Entries from a dataset of interfaces:
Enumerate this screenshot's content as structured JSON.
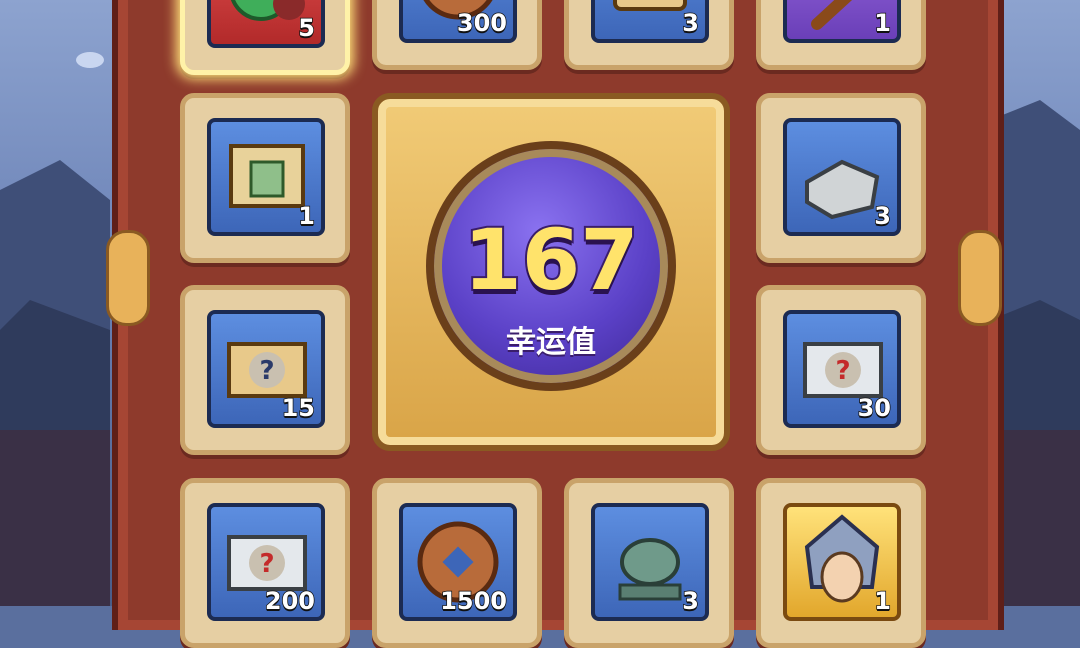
{
  "luck_meter": {
    "value": "167",
    "label": "幸运值"
  },
  "items": [
    {
      "id": "top-1",
      "icon": "jade-orb-icon",
      "count": "5",
      "frame": "red",
      "selected": true
    },
    {
      "id": "top-2",
      "icon": "copper-coin-icon",
      "count": "300",
      "frame": "blue"
    },
    {
      "id": "top-3",
      "icon": "scroll-icon",
      "count": "3",
      "frame": "blue"
    },
    {
      "id": "top-4",
      "icon": "weapon-icon",
      "count": "1",
      "frame": "purple"
    },
    {
      "id": "left-1",
      "icon": "map-scroll-icon",
      "count": "1",
      "frame": "blue"
    },
    {
      "id": "right-1",
      "icon": "stone-block-icon",
      "count": "3",
      "frame": "blue"
    },
    {
      "id": "left-2",
      "icon": "mystery-scroll-icon",
      "count": "15",
      "frame": "blue"
    },
    {
      "id": "right-2",
      "icon": "mystery-scroll-red-icon",
      "count": "30",
      "frame": "blue"
    },
    {
      "id": "bottom-1",
      "icon": "mystery-scroll-red-icon",
      "count": "200",
      "frame": "blue"
    },
    {
      "id": "bottom-2",
      "icon": "copper-coin-icon",
      "count": "1500",
      "frame": "blue"
    },
    {
      "id": "bottom-3",
      "icon": "jade-beast-statue-icon",
      "count": "3",
      "frame": "blue"
    },
    {
      "id": "bottom-4",
      "icon": "hero-portrait-icon",
      "count": "1",
      "frame": "gold"
    }
  ],
  "colors": {
    "board": "#8e3a2c",
    "cell": "#e6cfa3",
    "orb": "#5b41c7",
    "luck_text": "#ffe36b"
  }
}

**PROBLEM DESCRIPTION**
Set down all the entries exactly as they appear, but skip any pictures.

**REPLY**
Enumerate this screenshot's content as structured JSON.
{
  "luck_meter": {
    "value": "167",
    "label": "幸运值"
  },
  "items": [
    {
      "id": "top-1",
      "icon": "jade-orb-icon",
      "count": "5",
      "frame": "red",
      "selected": true
    },
    {
      "id": "top-2",
      "icon": "copper-coin-icon",
      "count": "300",
      "frame": "blue"
    },
    {
      "id": "top-3",
      "icon": "scroll-icon",
      "count": "3",
      "frame": "blue"
    },
    {
      "id": "top-4",
      "icon": "weapon-icon",
      "count": "1",
      "frame": "purple"
    },
    {
      "id": "left-1",
      "icon": "map-scroll-icon",
      "count": "1",
      "frame": "blue"
    },
    {
      "id": "right-1",
      "icon": "stone-block-icon",
      "count": "3",
      "frame": "blue"
    },
    {
      "id": "left-2",
      "icon": "mystery-scroll-icon",
      "count": "15",
      "frame": "blue"
    },
    {
      "id": "right-2",
      "icon": "mystery-scroll-red-icon",
      "count": "30",
      "frame": "blue"
    },
    {
      "id": "bottom-1",
      "icon": "mystery-scroll-red-icon",
      "count": "200",
      "frame": "blue"
    },
    {
      "id": "bottom-2",
      "icon": "copper-coin-icon",
      "count": "1500",
      "frame": "blue"
    },
    {
      "id": "bottom-3",
      "icon": "jade-beast-statue-icon",
      "count": "3",
      "frame": "blue"
    },
    {
      "id": "bottom-4",
      "icon": "hero-portrait-icon",
      "count": "1",
      "frame": "gold"
    }
  ],
  "colors": {
    "board": "#8e3a2c",
    "cell": "#e6cfa3",
    "orb": "#5b41c7",
    "luck_text": "#ffe36b"
  }
}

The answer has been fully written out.